Hungary’s far-right radical Jobbik party is drafting a proposal to be submitted to Parliament in the coming days, in order to lay the groundwork for the establishment of a volunteer army, Hungarian news agency MTI reported.
Jobbik deputy chairman Előd Novák reportedly said that although Hungaryʼs fundamental law declares that all citizens have an obligation to defend the country, the state does not guarantee potential volunteers the necessary basic training, MTI reported.
Novák noted that at the moment if someone volunteers for the reserve force, they must be a part of the army for six months every three years. This discourages “tens of thousands” of potential applicants from enrolling, Novák said.
The deputy chairman said that under Jobbikʼs proposal, a “third pillar” of the Hungarian army would be established, adding that volunteers cannot be deployed outside the countryʼs borders.

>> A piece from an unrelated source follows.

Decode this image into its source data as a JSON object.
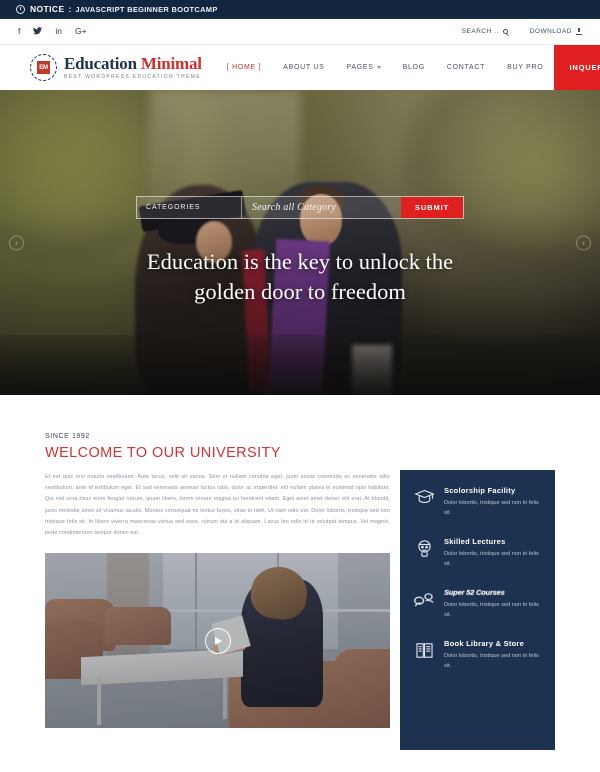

“Public confidence in the police and the armed forces among citizens has grown due to the recent wave of illegal immigration,” MTI cited the deputy chairman as saying, in reference to the manner in which the influx of migrants into Hungary was drastically reduced in the fall of last year.